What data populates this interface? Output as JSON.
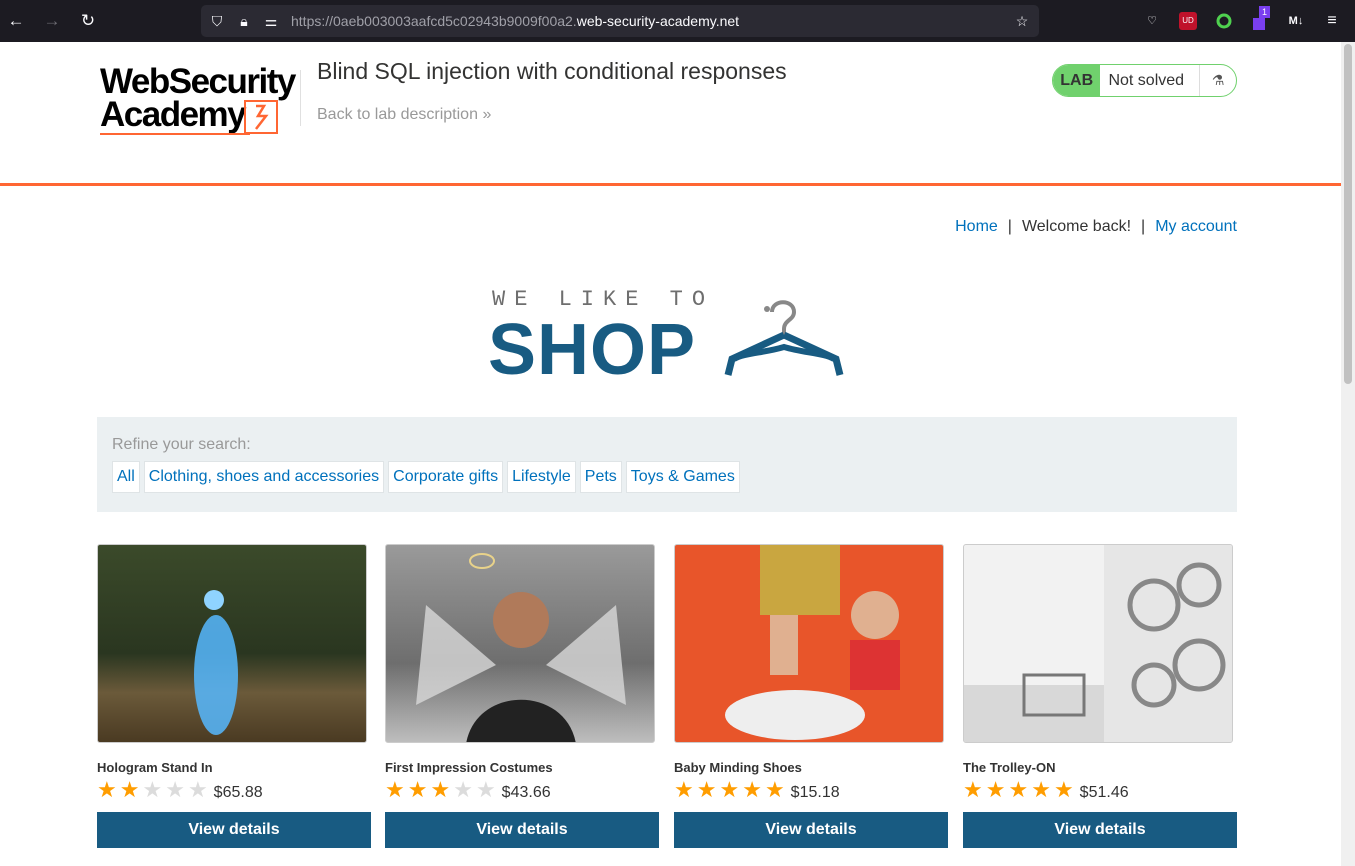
{
  "browser": {
    "url_prefix": "https://0aeb003003aafcd5c02943b9009f00a2.",
    "url_domain": "web-security-academy.net",
    "ext_badge": "1",
    "ext_ub": "UD",
    "ext_md": "M↓"
  },
  "lab": {
    "logo_line1": "WebSecurity",
    "logo_line2": "Academy",
    "title": "Blind SQL injection with conditional responses",
    "back_link": "Back to lab description",
    "tag": "LAB",
    "status": "Not solved"
  },
  "nav": {
    "home": "Home",
    "separator": "|",
    "welcome": "Welcome back!",
    "account": "My account"
  },
  "shop_logo": {
    "small": "WE LIKE TO",
    "big": "SHOP"
  },
  "filter": {
    "label": "Refine your search:",
    "items": [
      "All",
      "Clothing, shoes and accessories",
      "Corporate gifts",
      "Lifestyle",
      "Pets",
      "Toys & Games"
    ]
  },
  "products": [
    {
      "name": "Hologram Stand In",
      "price": "$65.88",
      "rating": 2,
      "button": "View details"
    },
    {
      "name": "First Impression Costumes",
      "price": "$43.66",
      "rating": 3,
      "button": "View details"
    },
    {
      "name": "Baby Minding Shoes",
      "price": "$15.18",
      "rating": 5,
      "button": "View details"
    },
    {
      "name": "The Trolley-ON",
      "price": "$51.46",
      "rating": 5,
      "button": "View details"
    }
  ],
  "colors": {
    "accent": "#ff6633",
    "brand": "#185b82",
    "link": "#0071bc",
    "lab_green": "#70d16d",
    "star": "#ff9d00"
  }
}
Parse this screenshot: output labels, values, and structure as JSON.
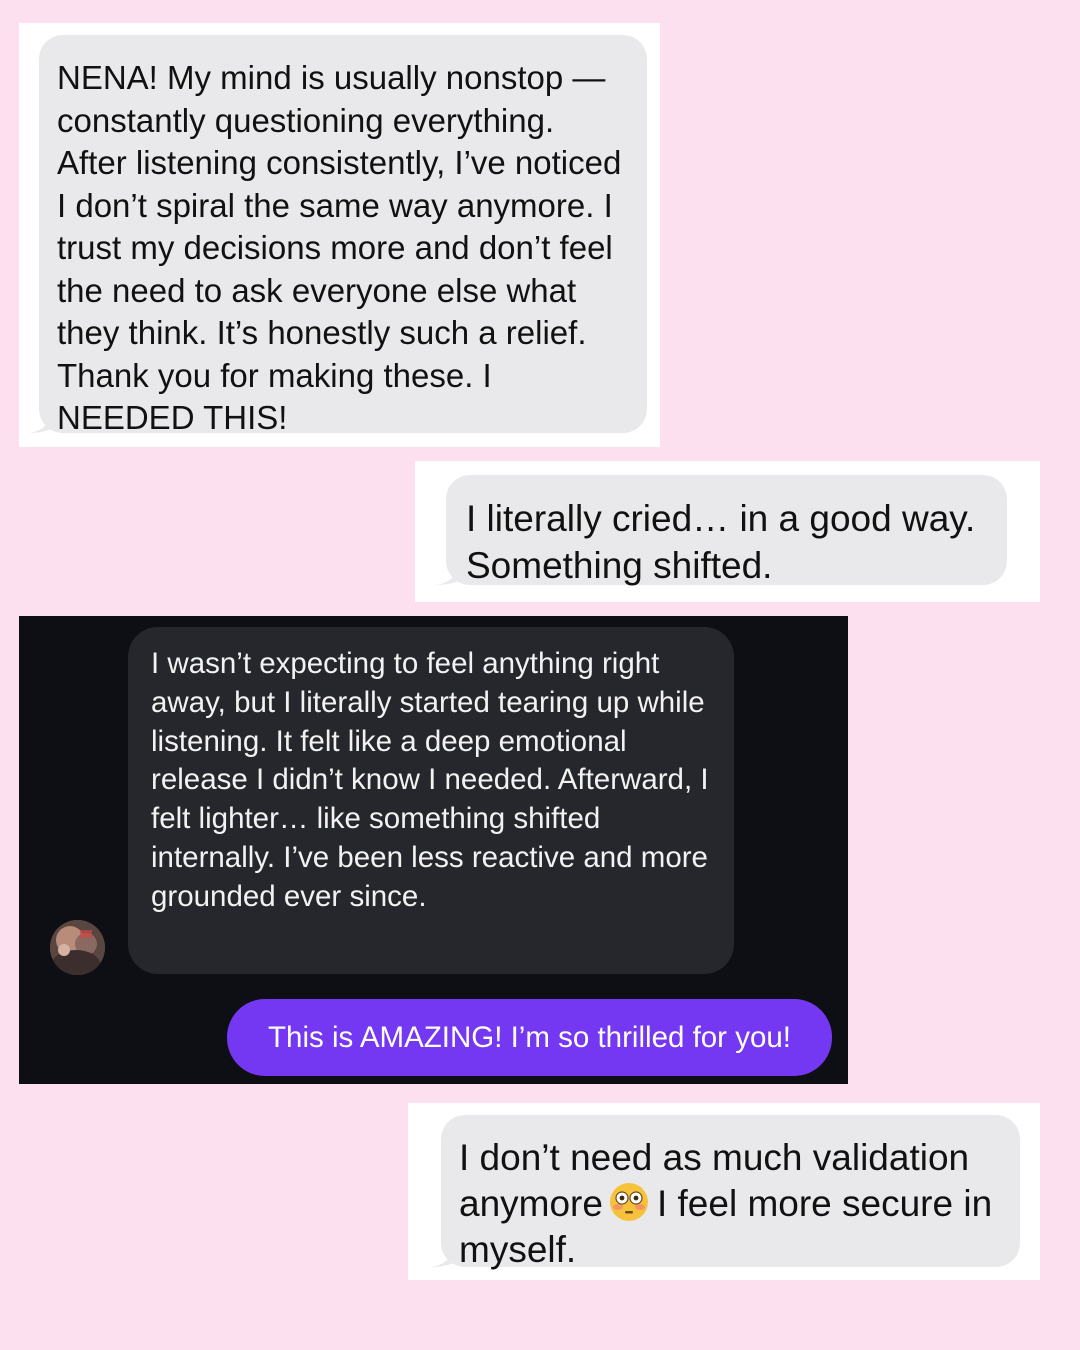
{
  "messages": [
    {
      "text": "NENA! My mind is usually nonstop — constantly questioning everything. After listening consistently, I’ve noticed I don’t spiral the same way anymore. I trust my decisions more and don’t feel the need to ask everyone else what they think. It’s honestly such a relief. Thank you for making these. I NEEDED THIS!"
    },
    {
      "text": "I literally cried… in a good way. Something shifted."
    },
    {
      "text": "I wasn’t expecting to feel anything right away, but I literally started tearing up while listening. It felt like a deep emotional release I didn’t know I needed. Afterward, I felt lighter… like something shifted internally. I’ve been less reactive and more grounded ever since."
    },
    {
      "text": "This is AMAZING! I’m so thrilled for you!"
    },
    {
      "text_before_emoji": "I don’t need as much validation anymore",
      "emoji": "flushed-face-emoji",
      "text_after_emoji": "I feel more secure in myself."
    }
  ],
  "colors": {
    "page_background": "#fde0ef",
    "light_bubble": "#e9e9eb",
    "dark_background": "#0e0f14",
    "dark_bubble": "#26272c",
    "sent_bubble": "#7438f2"
  }
}
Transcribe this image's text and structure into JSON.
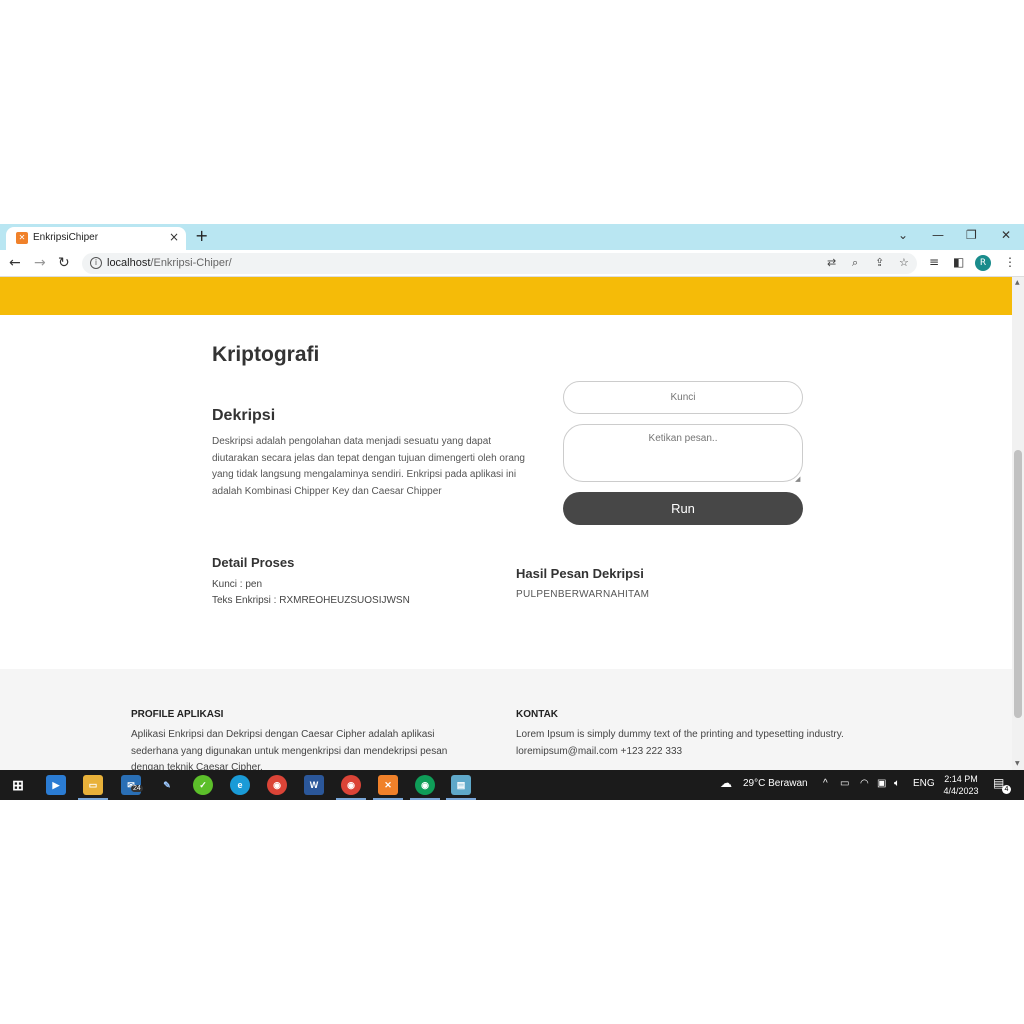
{
  "browser": {
    "tab_title": "EnkripsiChiper",
    "tab_close": "×",
    "new_tab": "+",
    "url_host": "localhost",
    "url_path": "/Enkripsi-Chiper/",
    "avatar_initial": "R"
  },
  "page": {
    "title": "Kriptografi",
    "section_title": "Dekripsi",
    "description": "Deskripsi adalah pengolahan data menjadi sesuatu yang dapat diutarakan secara jelas dan tepat dengan tujuan dimengerti oleh orang yang tidak langsung mengalaminya sendiri. Enkripsi pada aplikasi ini adalah Kombinasi Chipper Key dan Caesar Chipper",
    "form": {
      "key_placeholder": "Kunci",
      "message_placeholder": "Ketikan pesan..",
      "run_label": "Run"
    },
    "detail": {
      "title": "Detail Proses",
      "key_line": "Kunci : pen",
      "text_line": "Teks Enkripsi : RXMREOHEUZSUOSIJWSN"
    },
    "result": {
      "title": "Hasil Pesan Dekripsi",
      "value": "PULPENBERWARNAHITAM"
    },
    "footer": {
      "profile_title": "PROFILE APLIKASI",
      "profile_text_1": "Aplikasi Enkripsi dan Dekripsi dengan Caesar Cipher adalah aplikasi",
      "profile_text_2": "sederhana yang digunakan untuk mengenkripsi dan mendekripsi pesan",
      "profile_text_3": "dengan teknik Caesar Cipher.",
      "contact_title": "KONTAK",
      "contact_text": "Lorem Ipsum is simply dummy text of the printing and typesetting industry.",
      "contact_info": "loremipsum@mail.com +123 222 333"
    }
  },
  "taskbar": {
    "mail_badge": "24",
    "weather": "29°C  Berawan",
    "language": "ENG",
    "time": "2:14 PM",
    "date": "4/4/2023",
    "notification_count": "4"
  },
  "colors": {
    "accent_yellow": "#f5bb08",
    "tabbar": "#b9e6f2",
    "run_button": "#474747"
  }
}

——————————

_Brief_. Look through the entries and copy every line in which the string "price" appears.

_Answer area_.
      "price": "$65.88",
      "price": "$43.66",
      "price": "$15.18",
      "price": "$51.46",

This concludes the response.